A relative newcomer to the reference data business, Exchange Data International, is challenging the incumbents for what it terms anti-competitive practices. Specifically, EDI contends that the termination clauses in reference data contracts, which typically require users to return or delete their reference data, make it difficult for users to change providers because they would have to re-create their reference data libraries, which can be prohibitively expensive.
Burton-Taylor International Consulting, the leading authority on the market data business, estimates the global market for reference data is $2 billion to $3 billion.
EDI says that most data users are unaware that they are in effect only renting their data from major data vendors.
“It always comes as a shock to financial data consumers when they find out that they have only been ‘renting’ their data, and are effectively locked into their contracts. This has significant implications for all users of historical data, including quant analysts who rely on it for their algo strategies, and compliance teams which are required by legislation to maintain accurate data history. EDI’s strategy is to sell rather than rent data, and to offer hard-to-match cost-savings.”

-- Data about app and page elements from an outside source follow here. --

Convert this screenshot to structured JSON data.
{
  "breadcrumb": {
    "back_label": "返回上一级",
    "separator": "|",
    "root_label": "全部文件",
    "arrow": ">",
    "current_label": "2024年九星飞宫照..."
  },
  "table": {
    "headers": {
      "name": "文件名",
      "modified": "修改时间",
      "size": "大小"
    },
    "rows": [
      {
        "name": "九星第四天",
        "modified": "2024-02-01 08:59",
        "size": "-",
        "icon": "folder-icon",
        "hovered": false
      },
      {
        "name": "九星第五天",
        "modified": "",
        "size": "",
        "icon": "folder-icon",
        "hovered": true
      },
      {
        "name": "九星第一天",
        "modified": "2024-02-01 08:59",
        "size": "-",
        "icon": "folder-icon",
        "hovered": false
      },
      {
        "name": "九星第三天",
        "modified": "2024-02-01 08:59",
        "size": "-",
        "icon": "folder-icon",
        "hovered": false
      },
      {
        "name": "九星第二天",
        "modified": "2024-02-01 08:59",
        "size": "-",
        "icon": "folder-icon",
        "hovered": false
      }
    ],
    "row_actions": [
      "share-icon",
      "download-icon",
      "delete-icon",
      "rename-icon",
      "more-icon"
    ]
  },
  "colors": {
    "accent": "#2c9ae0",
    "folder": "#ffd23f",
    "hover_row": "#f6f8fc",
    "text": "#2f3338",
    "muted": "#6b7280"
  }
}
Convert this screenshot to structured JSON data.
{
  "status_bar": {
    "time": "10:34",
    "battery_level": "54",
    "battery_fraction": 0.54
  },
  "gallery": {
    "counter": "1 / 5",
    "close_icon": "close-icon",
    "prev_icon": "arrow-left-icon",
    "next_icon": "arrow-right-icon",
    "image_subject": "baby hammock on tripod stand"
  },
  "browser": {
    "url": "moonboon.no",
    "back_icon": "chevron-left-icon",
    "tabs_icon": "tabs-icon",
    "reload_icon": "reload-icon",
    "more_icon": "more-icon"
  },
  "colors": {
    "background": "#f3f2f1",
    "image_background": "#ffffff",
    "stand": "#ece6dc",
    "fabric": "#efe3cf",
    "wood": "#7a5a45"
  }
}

EDI has obtained a mildly supportive legal opinion from a leading London law firm which said “Our assessment is that the Termination Practice could pique European antitrust authorities’ interest. There are cases which suggest that there are plausible arguments to be made that the Termination Practice infringes EU competition law.”
The termination practice could qualify as abuse of dominance, the firm said, noting that the concept of abuse of dominance is evolving.
Andy Nybo, a director at Burton-Taylor, said there are a variety of unique licensing agreements for reference data, and termination clauses can be justified.
“On the surface it makes sense because the aggregation, cleansing and normalizing all come at a cost,” he said. “Reference data is not static. There is constant cleaning and refreshing of historical reference data because new information or corrections are made, names change. All those thing impact the quality of the data.”
If the users don’t own a perpetual license for the data, they’re leasing it and when they change vendors they lose access to the data, he added.
EDI is the only sizable data vendor which believes that clients should own what they pay for, the company says.
“The onerous termination clauses are an effective barrier to entry for new potential data providers and may even be anti-competitive under EU law and local/national laws,” said Jonathan Bloch, founder and CEO of EDI. “This is damaging to data users, who are locked into an expensive and inflexible relationship with the ‘big four’ data vendors; it also makes it difficult for would-be entrants to the industry.”
While some financial firms only focus on the last ten years of data, most quant traders will be working with a twenty-year data set and the loss of even several years’ data could force them to remain in an expensive and inflexible relationship, he added.
“Based on our legal advice we believe that a financial data consumer based in Europe and challenging this termination clause has a fair chance of getting it held to be in violation of European anti-competition law and therefore unenforceable,” Bloch said. “But this route is not available to U.S. users.”
EDI, which was established in 1994, is headquartered in London with offices in New York, India and Morocco. It was named Best Corporate Actions Initiative of the Year in the IMD/IRD Awards 2018.